- _THE INPUT_
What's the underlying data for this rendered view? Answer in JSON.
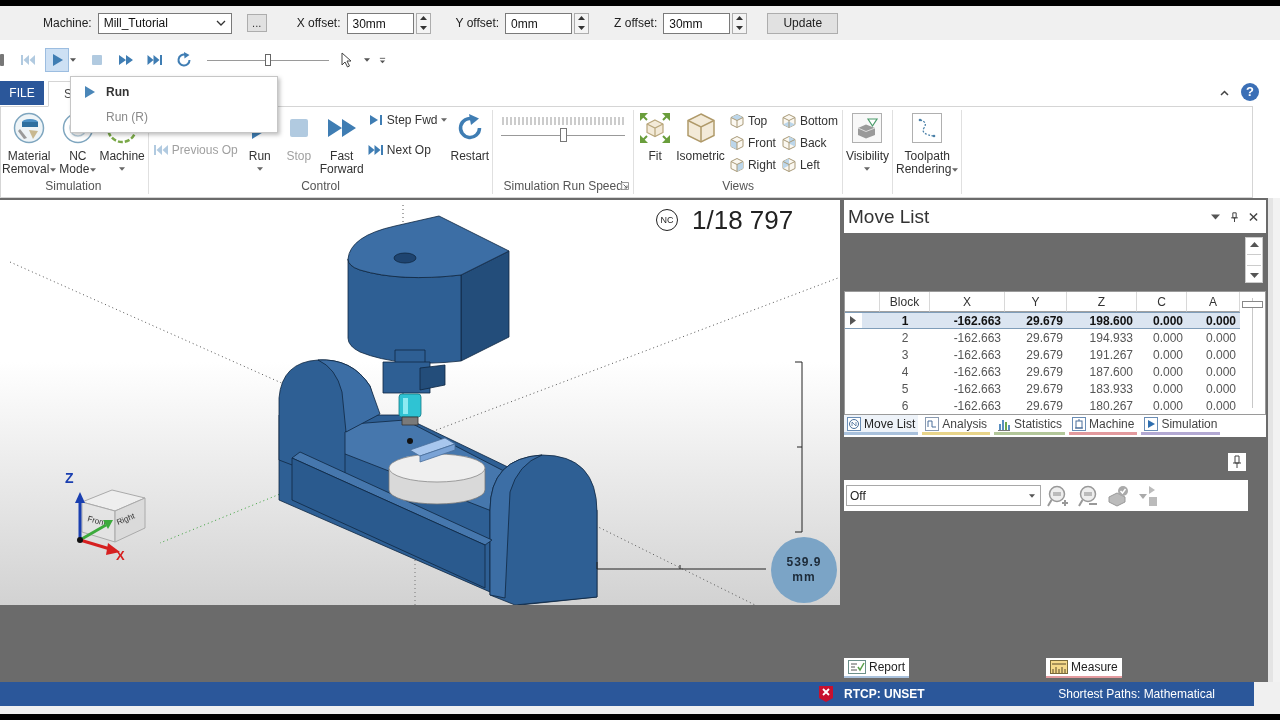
{
  "machine_bar": {
    "machine_label": "Machine:",
    "machine": "Mill_Tutorial",
    "browse": "...",
    "offsets": [
      {
        "label": "X offset:",
        "value": "30mm"
      },
      {
        "label": "Y offset:",
        "value": "0mm"
      },
      {
        "label": "Z offset:",
        "value": "30mm"
      }
    ],
    "update": "Update"
  },
  "quick_access": {
    "buttons": [
      {
        "disabled": true,
        "pressed": false
      },
      {
        "disabled": false,
        "pressed": true
      },
      {
        "disabled": true,
        "pressed": false
      },
      {
        "disabled": false,
        "pressed": false
      },
      {
        "disabled": false,
        "pressed": false
      },
      {
        "disabled": false,
        "pressed": false
      }
    ],
    "speed": {
      "level": 0.5
    }
  },
  "ribbon": {
    "tabs": [
      {
        "label": "FILE",
        "kind": "file",
        "selected": false
      },
      {
        "label": "S",
        "kind": "tab",
        "selected": true
      }
    ],
    "help": "?",
    "groups": [
      {
        "label": "Simulation",
        "items": [
          {
            "kind": "large",
            "lines": [
              "Material",
              "Removal"
            ],
            "dropdown": true,
            "disabled": false
          },
          {
            "kind": "large",
            "lines": [
              "NC",
              "Mode"
            ],
            "dropdown": true,
            "disabled": false
          },
          {
            "kind": "large",
            "lines": [
              "Machine"
            ],
            "dropdown": true,
            "disabled": false
          }
        ]
      },
      {
        "label": "Control",
        "items": [
          {
            "kind": "stack",
            "items": [
              {
                "label": "Previous Op",
                "dropdown": false,
                "disabled": true
              }
            ]
          },
          {
            "kind": "large",
            "lines": [
              "Run"
            ],
            "dropdown": true,
            "disabled": false
          },
          {
            "kind": "large",
            "lines": [
              "Stop"
            ],
            "dropdown": false,
            "disabled": true
          },
          {
            "kind": "large",
            "lines": [
              "Fast",
              "Forward"
            ],
            "dropdown": false,
            "disabled": false
          },
          {
            "kind": "stack",
            "items": [
              {
                "label": "Step Fwd",
                "dropdown": true,
                "disabled": false
              },
              {
                "label": "Next Op",
                "dropdown": false,
                "disabled": false
              }
            ]
          },
          {
            "kind": "large",
            "lines": [
              "Restart"
            ],
            "dropdown": false,
            "disabled": false
          }
        ]
      },
      {
        "label": "Simulation Run Speed",
        "launcher": true,
        "items": [
          {
            "kind": "slider",
            "level": 0.5
          }
        ]
      },
      {
        "label": "Views",
        "items": [
          {
            "kind": "large",
            "lines": [
              "Fit"
            ],
            "dropdown": false,
            "disabled": false
          },
          {
            "kind": "large",
            "lines": [
              "Isometric"
            ],
            "dropdown": false,
            "disabled": false
          },
          {
            "kind": "stack",
            "items": [
              {
                "label": "Top",
                "dropdown": false,
                "disabled": false
              },
              {
                "label": "Front",
                "dropdown": false,
                "disabled": false
              },
              {
                "label": "Right",
                "dropdown": false,
                "disabled": false
              }
            ]
          },
          {
            "kind": "stack",
            "items": [
              {
                "label": "Bottom",
                "dropdown": false,
                "disabled": false
              },
              {
                "label": "Back",
                "dropdown": false,
                "disabled": false
              },
              {
                "label": "Left",
                "dropdown": false,
                "disabled": false
              }
            ]
          }
        ]
      },
      {
        "items": [
          {
            "kind": "large",
            "lines": [
              "Visibility"
            ],
            "dropdown": true,
            "disabled": false
          }
        ]
      },
      {
        "items": [
          {
            "kind": "large",
            "lines": [
              "Toolpath",
              "Rendering"
            ],
            "dropdown": true,
            "disabled": false
          }
        ]
      }
    ]
  },
  "run_menu": {
    "items": [
      {
        "label": "Run",
        "default": true,
        "disabled": false
      },
      {
        "label": "Run (R)",
        "default": false,
        "disabled": true
      }
    ]
  },
  "viewport": {
    "nc_badge": "NC",
    "counter": "1/18 797",
    "scale": {
      "value": "539.9",
      "unit": "mm"
    },
    "axes": {
      "z": "Z",
      "x": "X"
    },
    "cube_faces": [
      "Front",
      "Right"
    ]
  },
  "move_list": {
    "title": "Move List",
    "table": {
      "columns": [
        "Block",
        "X",
        "Y",
        "Z",
        "C",
        "A"
      ],
      "rows": [
        {
          "cells": [
            "1",
            "-162.663",
            "29.679",
            "198.600",
            "0.000",
            "0.000"
          ],
          "selected": true
        },
        {
          "cells": [
            "2",
            "-162.663",
            "29.679",
            "194.933",
            "0.000",
            "0.000"
          ],
          "selected": false
        },
        {
          "cells": [
            "3",
            "-162.663",
            "29.679",
            "191.267",
            "0.000",
            "0.000"
          ],
          "selected": false
        },
        {
          "cells": [
            "4",
            "-162.663",
            "29.679",
            "187.600",
            "0.000",
            "0.000"
          ],
          "selected": false
        },
        {
          "cells": [
            "5",
            "-162.663",
            "29.679",
            "183.933",
            "0.000",
            "0.000"
          ],
          "selected": false
        },
        {
          "cells": [
            "6",
            "-162.663",
            "29.679",
            "180.267",
            "0.000",
            "0.000"
          ],
          "selected": false
        }
      ]
    },
    "tabs": [
      {
        "label": "Move List",
        "selected": true,
        "color": "#a9c1dc"
      },
      {
        "label": "Analysis",
        "selected": false,
        "color": "#e9d58a"
      },
      {
        "label": "Statistics",
        "selected": false,
        "color": "#b3c79a"
      },
      {
        "label": "Machine",
        "selected": false,
        "color": "#e39a9e"
      },
      {
        "label": "Simulation",
        "selected": false,
        "color": "#b3a9d3"
      }
    ],
    "filter": {
      "value": "Off"
    }
  },
  "bottom_tabs": [
    {
      "label": "Report",
      "selected": false,
      "color": "#a9c1dc"
    },
    {
      "label": "Measure",
      "selected": false,
      "color": "#e39a9e"
    }
  ],
  "status_bar": {
    "rtcp": "RTCP: UNSET",
    "paths": "Shortest Paths: Mathematical"
  }
}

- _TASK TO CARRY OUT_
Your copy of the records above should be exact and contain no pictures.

- _SOLVED EXERCISE_
What's the underlying data for this rendered view? Answer in JSON.
{
  "machine_bar": {
    "machine_label": "Machine:",
    "machine": "Mill_Tutorial",
    "browse": "...",
    "offsets": [
      {
        "label": "X offset:",
        "value": "30mm"
      },
      {
        "label": "Y offset:",
        "value": "0mm"
      },
      {
        "label": "Z offset:",
        "value": "30mm"
      }
    ],
    "update": "Update"
  },
  "quick_access": {
    "buttons": [
      {
        "disabled": true,
        "pressed": false
      },
      {
        "disabled": false,
        "pressed": true
      },
      {
        "disabled": true,
        "pressed": false
      },
      {
        "disabled": false,
        "pressed": false
      },
      {
        "disabled": false,
        "pressed": false
      },
      {
        "disabled": false,
        "pressed": false
      }
    ],
    "speed": {
      "level": 0.5
    }
  },
  "ribbon": {
    "tabs": [
      {
        "label": "FILE",
        "kind": "file",
        "selected": false
      },
      {
        "label": "S",
        "kind": "tab",
        "selected": true
      }
    ],
    "help": "?",
    "groups": [
      {
        "label": "Simulation",
        "items": [
          {
            "kind": "large",
            "lines": [
              "Material",
              "Removal"
            ],
            "dropdown": true,
            "disabled": false
          },
          {
            "kind": "large",
            "lines": [
              "NC",
              "Mode"
            ],
            "dropdown": true,
            "disabled": false
          },
          {
            "kind": "large",
            "lines": [
              "Machine"
            ],
            "dropdown": true,
            "disabled": false
          }
        ]
      },
      {
        "label": "Control",
        "items": [
          {
            "kind": "stack",
            "items": [
              {
                "label": "Previous Op",
                "dropdown": false,
                "disabled": true
              }
            ]
          },
          {
            "kind": "large",
            "lines": [
              "Run"
            ],
            "dropdown": true,
            "disabled": false
          },
          {
            "kind": "large",
            "lines": [
              "Stop"
            ],
            "dropdown": false,
            "disabled": true
          },
          {
            "kind": "large",
            "lines": [
              "Fast",
              "Forward"
            ],
            "dropdown": false,
            "disabled": false
          },
          {
            "kind": "stack",
            "items": [
              {
                "label": "Step Fwd",
                "dropdown": true,
                "disabled": false
              },
              {
                "label": "Next Op",
                "dropdown": false,
                "disabled": false
              }
            ]
          },
          {
            "kind": "large",
            "lines": [
              "Restart"
            ],
            "dropdown": false,
            "disabled": false
          }
        ]
      },
      {
        "label": "Simulation Run Speed",
        "launcher": true,
        "items": [
          {
            "kind": "slider",
            "level": 0.5
          }
        ]
      },
      {
        "label": "Views",
        "items": [
          {
            "kind": "large",
            "lines": [
              "Fit"
            ],
            "dropdown": false,
            "disabled": false
          },
          {
            "kind": "large",
            "lines": [
              "Isometric"
            ],
            "dropdown": false,
            "disabled": false
          },
          {
            "kind": "stack",
            "items": [
              {
                "label": "Top",
                "dropdown": false,
                "disabled": false
              },
              {
                "label": "Front",
                "dropdown": false,
                "disabled": false
              },
              {
                "label": "Right",
                "dropdown": false,
                "disabled": false
              }
            ]
          },
          {
            "kind": "stack",
            "items": [
              {
                "label": "Bottom",
                "dropdown": false,
                "disabled": false
              },
              {
                "label": "Back",
                "dropdown": false,
                "disabled": false
              },
              {
                "label": "Left",
                "dropdown": false,
                "disabled": false
              }
            ]
          }
        ]
      },
      {
        "items": [
          {
            "kind": "large",
            "lines": [
              "Visibility"
            ],
            "dropdown": true,
            "disabled": false
          }
        ]
      },
      {
        "items": [
          {
            "kind": "large",
            "lines": [
              "Toolpath",
              "Rendering"
            ],
            "dropdown": true,
            "disabled": false
          }
        ]
      }
    ]
  },
  "run_menu": {
    "items": [
      {
        "label": "Run",
        "default": true,
        "disabled": false
      },
      {
        "label": "Run (R)",
        "default": false,
        "disabled": true
      }
    ]
  },
  "viewport": {
    "nc_badge": "NC",
    "counter": "1/18 797",
    "scale": {
      "value": "539.9",
      "unit": "mm"
    },
    "axes": {
      "z": "Z",
      "x": "X"
    },
    "cube_faces": [
      "Front",
      "Right"
    ]
  },
  "move_list": {
    "title": "Move List",
    "table": {
      "columns": [
        "Block",
        "X",
        "Y",
        "Z",
        "C",
        "A"
      ],
      "rows": [
        {
          "cells": [
            "1",
            "-162.663",
            "29.679",
            "198.600",
            "0.000",
            "0.000"
          ],
          "selected": true
        },
        {
          "cells": [
            "2",
            "-162.663",
            "29.679",
            "194.933",
            "0.000",
            "0.000"
          ],
          "selected": false
        },
        {
          "cells": [
            "3",
            "-162.663",
            "29.679",
            "191.267",
            "0.000",
            "0.000"
          ],
          "selected": false
        },
        {
          "cells": [
            "4",
            "-162.663",
            "29.679",
            "187.600",
            "0.000",
            "0.000"
          ],
          "selected": false
        },
        {
          "cells": [
            "5",
            "-162.663",
            "29.679",
            "183.933",
            "0.000",
            "0.000"
          ],
          "selected": false
        },
        {
          "cells": [
            "6",
            "-162.663",
            "29.679",
            "180.267",
            "0.000",
            "0.000"
          ],
          "selected": false
        }
      ]
    },
    "tabs": [
      {
        "label": "Move List",
        "selected": true,
        "color": "#a9c1dc"
      },
      {
        "label": "Analysis",
        "selected": false,
        "color": "#e9d58a"
      },
      {
        "label": "Statistics",
        "selected": false,
        "color": "#b3c79a"
      },
      {
        "label": "Machine",
        "selected": false,
        "color": "#e39a9e"
      },
      {
        "label": "Simulation",
        "selected": false,
        "color": "#b3a9d3"
      }
    ],
    "filter": {
      "value": "Off"
    }
  },
  "bottom_tabs": [
    {
      "label": "Report",
      "selected": false,
      "color": "#a9c1dc"
    },
    {
      "label": "Measure",
      "selected": false,
      "color": "#e39a9e"
    }
  ],
  "status_bar": {
    "rtcp": "RTCP: UNSET",
    "paths": "Shortest Paths: Mathematical"
  }
}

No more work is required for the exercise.